3. Develop an Onboarding Implementation Workbook
Many of the materials our team was using to share details about our onboarding implementation process and any items we needed them to complete in advance became outdated as our product and processes evolved. This led us to create a high-level overview of our onboarding implementation process including a customized timeline specific to the client. We also created a series of PDFs and sample data files that are sent out as implementation progresses. This provides them with a custom “onboarding implementation workbook” that’s delivered in a way that’s easy to digest and act on.
Onboarding a new physician requires a lot of applications, forms and sign offs. Consider the paperwork and collateral you and your team are sharing today and how they’re distributed. Are there things that you can do to create a more manageable and branded approach to create a stronger first impression?
4. Appoint an Implementation Process Owner
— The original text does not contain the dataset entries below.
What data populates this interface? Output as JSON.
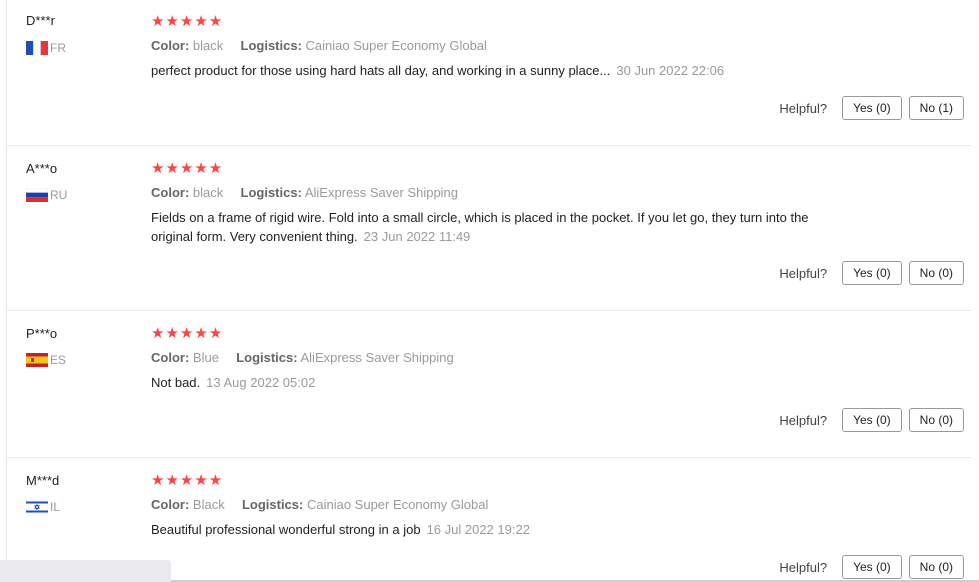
{
  "helpful_label": "Helpful?",
  "reviews": [
    {
      "user": "D***r",
      "country": "FR",
      "stars": "★★★★★",
      "color_key": "Color:",
      "color": "black",
      "logistics_key": "Logistics:",
      "logistics": "Cainiao Super Economy Global",
      "line1": "perfect product for those using hard hats all day, and working in a sunny place...",
      "line2": "",
      "date": "30 Jun 2022 22:06",
      "yes": "Yes (0)",
      "no": "No (1)"
    },
    {
      "user": "A***o",
      "country": "RU",
      "stars": "★★★★★",
      "color_key": "Color:",
      "color": "black",
      "logistics_key": "Logistics:",
      "logistics": "AliExpress Saver Shipping",
      "line1": "Fields on a frame of rigid wire. Fold into a small circle, which is placed in the pocket. If you let go, they turn into the",
      "line2": "original form. Very convenient thing.",
      "date": "23 Jun 2022 11:49",
      "yes": "Yes (0)",
      "no": "No (0)"
    },
    {
      "user": "P***o",
      "country": "ES",
      "stars": "★★★★★",
      "color_key": "Color:",
      "color": "Blue",
      "logistics_key": "Logistics:",
      "logistics": "AliExpress Saver Shipping",
      "line1": "Not bad.",
      "line2": "",
      "date": "13 Aug 2022 05:02",
      "yes": "Yes (0)",
      "no": "No (0)"
    },
    {
      "user": "M***d",
      "country": "IL",
      "stars": "★★★★★",
      "color_key": "Color:",
      "color": "Black",
      "logistics_key": "Logistics:",
      "logistics": "Cainiao Super Economy Global",
      "line1": "Beautiful professional wonderful strong in a job",
      "line2": "",
      "date": "16 Jul 2022 19:22",
      "yes": "Yes (0)",
      "no": "No (0)"
    }
  ]
}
Identifying someone to own the physician onboarding implementation process that is also responsible for specific steps allowed us to provide everyone with clear roles and responsibilities, streamline our communications and increased our accountability. No matter how many people are involved in a client’s launch, the client knows I am the main person they can lean on between signature and launch if they have questions, feedback or concerns.
As the Implementation Coordinator, I also share email updates between calls to follow up on any outstanding items and to prep the client for what we plan to focus on during our next scheduled call. These touch points help keep things moving and ensure our organization stays top-of-mind without overwhelming them with communication.
If you don’t have someone assigned to own your physician onboarding implementation process or a new provider’s onboarding plan, consider building accountability into your checklist by assigning one. Give this person a primary role in your team’s plan so the provider is clear on who is leading the charge on their behalf.
5. Track Onboarding Progress & Improvement
While these steps impacted our improvement journey in a meaningful way, tracking our progress has been the key driver for success. We needed to follow our checklist and visualize where targets were not being met. This meant calculating both the overall days to launch, total days to launch by client segments and even the days clients were in a specific stage. This was the only way we could learn what adjustments needed to be made along the way.
Improvement wasn’t immediate or drastic, but it was consistent. Seeing consistent improvement period over period gave us confidence that our changes were making a positive difference and the drive needed to persevere through any growing pains. More importantly, refining the process and measuring our results have led to stronger partnerships with our clients and increased adoption among our users. I have witnessed firsthand that a similar focus on new physician onboarding can lead to a stronger return on physician investments and increased provider retention which proves maybe it is all about how you start.
If your team struggles with hardwiring accountability or showcasing results, consider investing in centralized tool for documenting and tracking onboarding efforts including key activities, timeframes and persons responsible. It is also helpful to choose a tool that will allow you to build or access the dashboards needed to understand lags in your process including anomalies by specialty, practice and/or onboarding coordinator. This is what can truly help you hardwire accountability and showcase your own results over time.
To learn more about how documenting and tracking your onboarding efforts can increase your physician onboarding efforts, schedule a free, customized demo of Embark. Schedule Now.